The sturdily potted censer is raised on three feet, moulded with two rows of drum-nail bosses encircling the bulbous body and a pair of ring handles in shallow relief to the sides. It is covered with an attractive slightly bluish-green glaze of even tone. 8 3/4 in. (21.3 cm.) diam., Japanese wood box
Provenance: A private institution, Western Japan, acquired in the 1920s
Notes: This incense burner with its beautiful soft blue-green glaze is of a form that appears at the Longquan kilns of Zhejiang province in the 13th century during the Southern Song dynasty and continued to find favour into the early Yuan dynasty. A similar 13th century vessel decorated with bands of applied floral bosses at the mouth and foot, and with a simple ring in relief on either side, is in the collection of the Percival David Foundation, London and illustrated in Illustrated Catalogue of Celadon Wares in the Percival David Foundation of Chinese Art, Revised edition 1997, p. 34, no. 207). A 13th century Yuan dynasty vessel of the same form in the collection of the Longquan Museum is similarly decorated to the David Foundation example except that, like the current censer, it has sprig-moulded mask handles (illustrated in Longquan yao qing ci, Taipei, 1998, p. 207, no. 184).
Another censer of this shape and form from the collections of C.E. Russell and Brodie & Enid Lodge, no. C125, was included in the Exhibition of Celadon Wares, The Oriental Ceramic Society, 20 October – 20 December 1947, no. 28 and offered at Christie’s London, 8 November 2011, lot 334.

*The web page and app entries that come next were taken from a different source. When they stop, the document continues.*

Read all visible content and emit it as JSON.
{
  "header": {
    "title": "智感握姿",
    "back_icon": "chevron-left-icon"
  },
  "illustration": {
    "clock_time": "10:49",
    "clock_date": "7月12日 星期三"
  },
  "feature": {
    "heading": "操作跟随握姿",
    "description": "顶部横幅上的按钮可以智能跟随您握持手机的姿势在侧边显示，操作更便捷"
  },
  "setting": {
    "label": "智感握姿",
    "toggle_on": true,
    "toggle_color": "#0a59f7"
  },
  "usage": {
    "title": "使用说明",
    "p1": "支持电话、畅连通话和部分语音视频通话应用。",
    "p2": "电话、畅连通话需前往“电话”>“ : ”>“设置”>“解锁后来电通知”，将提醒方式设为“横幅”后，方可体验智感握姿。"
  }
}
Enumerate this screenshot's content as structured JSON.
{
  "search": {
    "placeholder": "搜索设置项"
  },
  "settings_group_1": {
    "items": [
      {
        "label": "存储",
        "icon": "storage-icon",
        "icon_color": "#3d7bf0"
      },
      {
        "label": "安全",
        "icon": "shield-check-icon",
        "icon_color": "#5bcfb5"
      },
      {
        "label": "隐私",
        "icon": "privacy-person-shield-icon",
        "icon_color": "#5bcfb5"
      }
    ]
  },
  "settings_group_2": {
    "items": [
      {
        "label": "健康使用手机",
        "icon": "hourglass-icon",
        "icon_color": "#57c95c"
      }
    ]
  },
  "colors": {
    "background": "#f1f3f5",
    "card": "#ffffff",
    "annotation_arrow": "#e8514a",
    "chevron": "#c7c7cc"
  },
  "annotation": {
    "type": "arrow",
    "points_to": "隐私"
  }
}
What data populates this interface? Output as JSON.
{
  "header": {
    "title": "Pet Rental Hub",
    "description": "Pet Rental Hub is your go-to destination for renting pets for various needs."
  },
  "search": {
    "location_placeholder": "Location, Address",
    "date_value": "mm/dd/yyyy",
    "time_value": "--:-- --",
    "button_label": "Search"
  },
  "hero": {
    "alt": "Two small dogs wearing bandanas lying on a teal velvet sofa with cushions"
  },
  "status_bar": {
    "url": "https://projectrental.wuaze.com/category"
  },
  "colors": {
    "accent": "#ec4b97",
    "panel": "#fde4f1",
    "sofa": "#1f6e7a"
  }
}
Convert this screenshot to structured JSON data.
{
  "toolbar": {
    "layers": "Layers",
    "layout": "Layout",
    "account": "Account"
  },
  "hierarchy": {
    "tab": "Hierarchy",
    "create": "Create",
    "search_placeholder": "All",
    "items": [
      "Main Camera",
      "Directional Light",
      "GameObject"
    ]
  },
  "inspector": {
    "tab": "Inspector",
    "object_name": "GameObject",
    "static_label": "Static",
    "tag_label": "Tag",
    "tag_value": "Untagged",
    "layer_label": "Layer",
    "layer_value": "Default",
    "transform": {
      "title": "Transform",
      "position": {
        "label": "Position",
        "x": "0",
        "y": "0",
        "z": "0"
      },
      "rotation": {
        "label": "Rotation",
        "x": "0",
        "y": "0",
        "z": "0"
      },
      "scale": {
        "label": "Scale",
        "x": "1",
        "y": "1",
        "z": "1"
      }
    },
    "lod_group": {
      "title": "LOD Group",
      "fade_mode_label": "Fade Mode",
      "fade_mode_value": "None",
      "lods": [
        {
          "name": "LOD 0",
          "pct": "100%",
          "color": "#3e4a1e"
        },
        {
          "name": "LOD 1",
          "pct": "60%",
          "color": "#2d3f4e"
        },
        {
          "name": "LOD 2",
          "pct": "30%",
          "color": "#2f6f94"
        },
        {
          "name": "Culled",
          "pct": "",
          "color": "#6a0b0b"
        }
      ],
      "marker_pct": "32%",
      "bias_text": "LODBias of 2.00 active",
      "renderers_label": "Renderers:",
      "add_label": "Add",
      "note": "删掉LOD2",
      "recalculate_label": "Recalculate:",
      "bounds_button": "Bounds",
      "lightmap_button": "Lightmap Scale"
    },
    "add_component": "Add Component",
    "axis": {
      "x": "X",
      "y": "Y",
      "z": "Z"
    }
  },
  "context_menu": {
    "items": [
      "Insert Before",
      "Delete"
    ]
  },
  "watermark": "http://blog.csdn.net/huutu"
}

CHRISTIE’S. DRAWN BY THE SENSES, 26 November 2014, Convention Hall